Carl Barât: Ehm, *talks quietly* no……
I think I am pretty fair in the book. Of course I was paranoid that people are gonna be upset but then I read it again and again and I was confident that I am telling my story and not selling other peoples stories. Gary isn’t mentioned very much but he comes across as nice as he actually is. I made sure that I pointed out that Gary didn’t take any drugs and that sort of thing. I did let the boys of Dirty Pretty Things read it and they were like “oh, well, we’re gonna have to phone our mums…” but they were very gracious.
Did Peter talk to you about the book since it was released?
Carl Barât: I don’t think Peter is bothered by the book. I don’t think he even read it.
Do you fancy writing another book? Fiction, maybe?
Carl Barât: I think I’m gonna write again, but I’m not gonna rush it. They say “everyone got one novel in them…”
You did the book, the solo album, the gigs with Libertines in the summer… what are you up to next?
Carl Barât: Oh, I’m gonna have a baby in december, right after this tour is finished. So I’m gonna take some responsibility and then I’ll come back and play the album again. Then I don’t know, but probably a new record.
Do you think you’re gonna write on your own?
Carl Barât: Well, I’ll start on my own. “So long, my lover” was the first song I wrote for this record, but I still don’t have any confidence at all so I put it away. At the end of the sessions I said to the producer “I got this song as well” and he said “we have to put that on the record! You should’ve written more of these kind of songs”… so I’m gonna try next time.
You still got confidence issues? You are now in the music business for about 10 years and you were playing on a stage with the Libertines for years before…
Carl Barât: YES! Weird thing! But I generally got a lot confidence problems.
I’m gonna have to ask you, being a Libertines-fan since the What A Waster days, how was it for you personally to play these pretty big gigs? I went to the reunion gigs at the Forum in London and at the Leeds Festival.

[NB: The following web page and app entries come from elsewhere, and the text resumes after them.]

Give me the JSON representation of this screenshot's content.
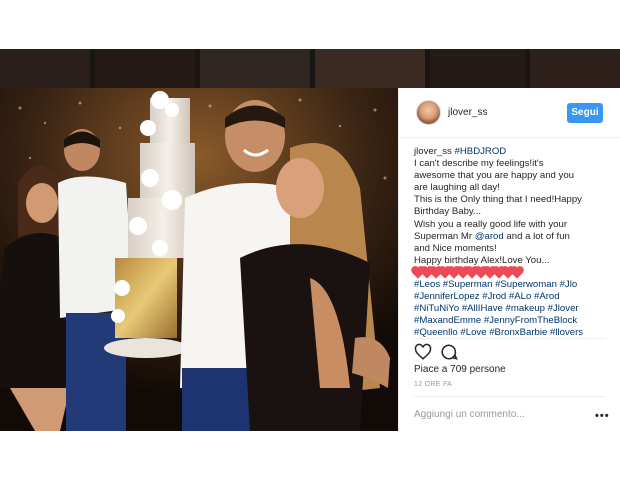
{
  "post": {
    "username": "jlover_ss",
    "follow_label": "Segui",
    "caption_lines": [
      {
        "user": "jlover_ss",
        "tag": "#HBDJROD"
      },
      "I can't describe my feelings!it's",
      "awesome that you are happy and you",
      "are laughing all day!",
      "This is the Only thing that I need!Happy",
      "Birthday Baby...",
      "Wish you a really good life with your",
      {
        "before": "Superman Mr ",
        "tag": "@arod",
        "after": " and a lot of fun"
      },
      "and Nice moments!",
      "Happy birthday Alex!Love You..."
    ],
    "hearts_count": 12,
    "hashtag_lines": [
      "#Leos #Superman #Superwoman #Jlo",
      "#JenniferLopez #Jrod #ALo #Arod",
      "#NiTuNiYo #AllIHave #makeup #Jlover",
      "#MaxandEmme #JennyFromTheBlock",
      "#Queenllo #Love  #BronxBarbie #llovers"
    ],
    "likes": "Piace a 709 persone",
    "time": "12 ORE FA",
    "comment_placeholder": "Aggiungi un commento...",
    "more_label": "•••"
  },
  "icons": {
    "like": "heart-outline-icon",
    "comment": "speech-bubble-icon",
    "more": "ellipsis-icon"
  },
  "colors": {
    "follow_button": "#3897f0",
    "hashtag": "#003569",
    "heart_emoji": "#ed4956"
  }
}
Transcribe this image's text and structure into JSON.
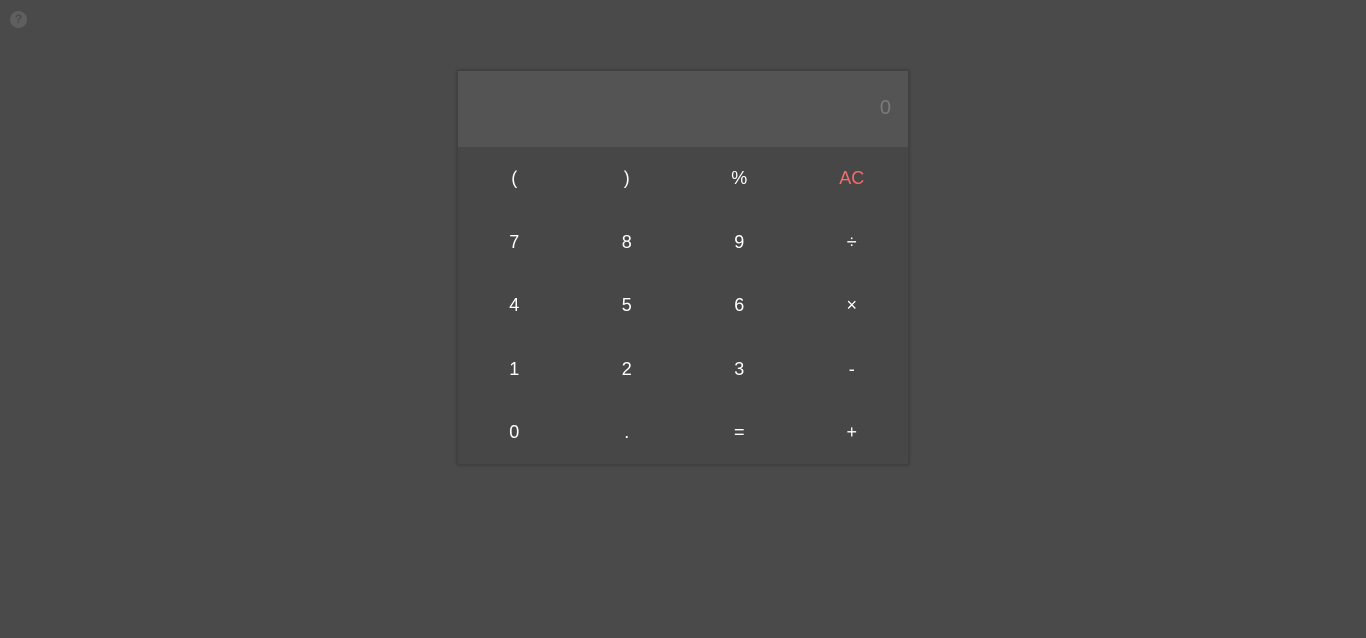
{
  "help": {
    "icon": "question-circle-icon",
    "glyph": "?"
  },
  "display": {
    "value": "0"
  },
  "keys": [
    {
      "label": "(",
      "name": "open-paren-button"
    },
    {
      "label": ")",
      "name": "close-paren-button"
    },
    {
      "label": "%",
      "name": "percent-button"
    },
    {
      "label": "AC",
      "name": "all-clear-button"
    },
    {
      "label": "7",
      "name": "digit-7-button"
    },
    {
      "label": "8",
      "name": "digit-8-button"
    },
    {
      "label": "9",
      "name": "digit-9-button"
    },
    {
      "label": "÷",
      "name": "divide-button"
    },
    {
      "label": "4",
      "name": "digit-4-button"
    },
    {
      "label": "5",
      "name": "digit-5-button"
    },
    {
      "label": "6",
      "name": "digit-6-button"
    },
    {
      "label": "×",
      "name": "multiply-button"
    },
    {
      "label": "1",
      "name": "digit-1-button"
    },
    {
      "label": "2",
      "name": "digit-2-button"
    },
    {
      "label": "3",
      "name": "digit-3-button"
    },
    {
      "label": "-",
      "name": "subtract-button"
    },
    {
      "label": "0",
      "name": "digit-0-button"
    },
    {
      "label": ".",
      "name": "decimal-button"
    },
    {
      "label": "=",
      "name": "equals-button"
    },
    {
      "label": "+",
      "name": "add-button"
    }
  ],
  "colors": {
    "background": "#4a4a4a",
    "display": "#545454",
    "keypad": "#474747",
    "clear_key": "#f36c6a",
    "key_text": "#ffffff"
  }
}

Carl Barât: It was great. I though we came full circle, Libertines got cut short before we could play these kind of gigs. I’m glad they went well. The potential of the band was always … weiter lesen